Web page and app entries
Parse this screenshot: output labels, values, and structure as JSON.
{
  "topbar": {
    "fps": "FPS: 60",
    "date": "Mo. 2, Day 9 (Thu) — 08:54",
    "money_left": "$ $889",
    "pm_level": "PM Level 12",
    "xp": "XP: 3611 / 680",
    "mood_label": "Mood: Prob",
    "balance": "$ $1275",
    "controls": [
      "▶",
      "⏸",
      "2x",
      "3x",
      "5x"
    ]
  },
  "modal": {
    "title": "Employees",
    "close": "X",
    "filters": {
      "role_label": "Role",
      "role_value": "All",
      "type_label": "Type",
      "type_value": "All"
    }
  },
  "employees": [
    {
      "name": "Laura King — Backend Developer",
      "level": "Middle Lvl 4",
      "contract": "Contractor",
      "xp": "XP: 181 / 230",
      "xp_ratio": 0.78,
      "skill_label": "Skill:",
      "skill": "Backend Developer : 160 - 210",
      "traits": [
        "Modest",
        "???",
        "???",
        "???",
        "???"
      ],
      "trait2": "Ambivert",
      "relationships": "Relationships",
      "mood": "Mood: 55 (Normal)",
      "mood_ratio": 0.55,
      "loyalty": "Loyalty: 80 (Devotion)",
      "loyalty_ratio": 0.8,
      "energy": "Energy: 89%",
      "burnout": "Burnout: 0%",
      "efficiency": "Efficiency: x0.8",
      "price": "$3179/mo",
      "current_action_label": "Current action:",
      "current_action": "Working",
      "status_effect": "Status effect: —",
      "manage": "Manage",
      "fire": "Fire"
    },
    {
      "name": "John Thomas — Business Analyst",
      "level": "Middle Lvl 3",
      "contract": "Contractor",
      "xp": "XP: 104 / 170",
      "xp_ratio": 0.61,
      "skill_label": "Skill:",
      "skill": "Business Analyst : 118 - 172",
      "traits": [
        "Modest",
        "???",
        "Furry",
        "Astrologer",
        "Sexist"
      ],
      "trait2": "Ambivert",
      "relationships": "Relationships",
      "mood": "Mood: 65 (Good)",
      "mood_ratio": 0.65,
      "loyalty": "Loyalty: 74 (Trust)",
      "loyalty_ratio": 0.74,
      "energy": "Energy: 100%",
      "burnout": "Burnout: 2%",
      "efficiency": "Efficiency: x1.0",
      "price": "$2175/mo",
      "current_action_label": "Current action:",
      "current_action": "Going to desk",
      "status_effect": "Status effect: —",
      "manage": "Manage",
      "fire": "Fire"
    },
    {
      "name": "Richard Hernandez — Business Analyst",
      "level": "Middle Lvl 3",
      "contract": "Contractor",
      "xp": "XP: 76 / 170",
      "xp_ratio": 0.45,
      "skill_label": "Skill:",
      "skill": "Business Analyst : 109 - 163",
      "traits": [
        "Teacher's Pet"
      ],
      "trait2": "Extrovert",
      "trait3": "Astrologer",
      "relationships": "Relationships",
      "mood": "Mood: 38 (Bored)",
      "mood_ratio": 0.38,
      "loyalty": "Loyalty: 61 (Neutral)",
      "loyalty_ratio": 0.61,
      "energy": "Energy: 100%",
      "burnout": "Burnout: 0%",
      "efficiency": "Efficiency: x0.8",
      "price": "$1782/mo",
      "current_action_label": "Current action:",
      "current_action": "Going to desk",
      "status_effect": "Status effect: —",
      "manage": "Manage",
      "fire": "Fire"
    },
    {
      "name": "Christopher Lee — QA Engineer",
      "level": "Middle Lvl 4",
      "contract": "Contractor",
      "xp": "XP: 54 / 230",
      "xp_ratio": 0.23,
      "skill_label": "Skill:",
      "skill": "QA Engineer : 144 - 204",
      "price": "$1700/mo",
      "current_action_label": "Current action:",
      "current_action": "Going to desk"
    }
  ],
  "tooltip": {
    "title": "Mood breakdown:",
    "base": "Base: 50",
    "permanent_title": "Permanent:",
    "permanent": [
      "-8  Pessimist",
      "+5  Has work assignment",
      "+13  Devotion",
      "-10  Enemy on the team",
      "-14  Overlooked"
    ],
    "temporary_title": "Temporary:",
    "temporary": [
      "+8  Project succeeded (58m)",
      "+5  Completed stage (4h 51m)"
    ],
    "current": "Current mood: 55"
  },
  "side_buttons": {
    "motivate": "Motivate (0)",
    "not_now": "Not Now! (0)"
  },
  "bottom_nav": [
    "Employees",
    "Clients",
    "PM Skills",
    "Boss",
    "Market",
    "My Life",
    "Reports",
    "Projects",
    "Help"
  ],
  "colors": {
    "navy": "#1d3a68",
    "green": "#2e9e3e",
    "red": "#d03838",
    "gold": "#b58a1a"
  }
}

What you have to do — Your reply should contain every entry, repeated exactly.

Task output —
Parse this screenshot: output labels, values, and structure as JSON.
{
  "topbar": {
    "fps": "FPS: 60",
    "date": "Mo. 2, Day 9 (Thu) — 08:54",
    "money_left": "$ $889",
    "pm_level": "PM Level 12",
    "xp": "XP: 3611 / 680",
    "mood_label": "Mood: Prob",
    "balance": "$ $1275",
    "controls": [
      "▶",
      "⏸",
      "2x",
      "3x",
      "5x"
    ]
  },
  "modal": {
    "title": "Employees",
    "close": "X",
    "filters": {
      "role_label": "Role",
      "role_value": "All",
      "type_label": "Type",
      "type_value": "All"
    }
  },
  "employees": [
    {
      "name": "Laura King — Backend Developer",
      "level": "Middle Lvl 4",
      "contract": "Contractor",
      "xp": "XP: 181 / 230",
      "xp_ratio": 0.78,
      "skill_label": "Skill:",
      "skill": "Backend Developer : 160 - 210",
      "traits": [
        "Modest",
        "???",
        "???",
        "???",
        "???"
      ],
      "trait2": "Ambivert",
      "relationships": "Relationships",
      "mood": "Mood: 55 (Normal)",
      "mood_ratio": 0.55,
      "loyalty": "Loyalty: 80 (Devotion)",
      "loyalty_ratio": 0.8,
      "energy": "Energy: 89%",
      "burnout": "Burnout: 0%",
      "efficiency": "Efficiency: x0.8",
      "price": "$3179/mo",
      "current_action_label": "Current action:",
      "current_action": "Working",
      "status_effect": "Status effect: —",
      "manage": "Manage",
      "fire": "Fire"
    },
    {
      "name": "John Thomas — Business Analyst",
      "level": "Middle Lvl 3",
      "contract": "Contractor",
      "xp": "XP: 104 / 170",
      "xp_ratio": 0.61,
      "skill_label": "Skill:",
      "skill": "Business Analyst : 118 - 172",
      "traits": [
        "Modest",
        "???",
        "Furry",
        "Astrologer",
        "Sexist"
      ],
      "trait2": "Ambivert",
      "relationships": "Relationships",
      "mood": "Mood: 65 (Good)",
      "mood_ratio": 0.65,
      "loyalty": "Loyalty: 74 (Trust)",
      "loyalty_ratio": 0.74,
      "energy": "Energy: 100%",
      "burnout": "Burnout: 2%",
      "efficiency": "Efficiency: x1.0",
      "price": "$2175/mo",
      "current_action_label": "Current action:",
      "current_action": "Going to desk",
      "status_effect": "Status effect: —",
      "manage": "Manage",
      "fire": "Fire"
    },
    {
      "name": "Richard Hernandez — Business Analyst",
      "level": "Middle Lvl 3",
      "contract": "Contractor",
      "xp": "XP: 76 / 170",
      "xp_ratio": 0.45,
      "skill_label": "Skill:",
      "skill": "Business Analyst : 109 - 163",
      "traits": [
        "Teacher's Pet"
      ],
      "trait2": "Extrovert",
      "trait3": "Astrologer",
      "relationships": "Relationships",
      "mood": "Mood: 38 (Bored)",
      "mood_ratio": 0.38,
      "loyalty": "Loyalty: 61 (Neutral)",
      "loyalty_ratio": 0.61,
      "energy": "Energy: 100%",
      "burnout": "Burnout: 0%",
      "efficiency": "Efficiency: x0.8",
      "price": "$1782/mo",
      "current_action_label": "Current action:",
      "current_action": "Going to desk",
      "status_effect": "Status effect: —",
      "manage": "Manage",
      "fire": "Fire"
    },
    {
      "name": "Christopher Lee — QA Engineer",
      "level": "Middle Lvl 4",
      "contract": "Contractor",
      "xp": "XP: 54 / 230",
      "xp_ratio": 0.23,
      "skill_label": "Skill:",
      "skill": "QA Engineer : 144 - 204",
      "price": "$1700/mo",
      "current_action_label": "Current action:",
      "current_action": "Going to desk"
    }
  ],
  "tooltip": {
    "title": "Mood breakdown:",
    "base": "Base: 50",
    "permanent_title": "Permanent:",
    "permanent": [
      "-8  Pessimist",
      "+5  Has work assignment",
      "+13  Devotion",
      "-10  Enemy on the team",
      "-14  Overlooked"
    ],
    "temporary_title": "Temporary:",
    "temporary": [
      "+8  Project succeeded (58m)",
      "+5  Completed stage (4h 51m)"
    ],
    "current": "Current mood: 55"
  },
  "side_buttons": {
    "motivate": "Motivate (0)",
    "not_now": "Not Now! (0)"
  },
  "bottom_nav": [
    "Employees",
    "Clients",
    "PM Skills",
    "Boss",
    "Market",
    "My Life",
    "Reports",
    "Projects",
    "Help"
  ],
  "colors": {
    "navy": "#1d3a68",
    "green": "#2e9e3e",
    "red": "#d03838",
    "gold": "#b58a1a"
  }
}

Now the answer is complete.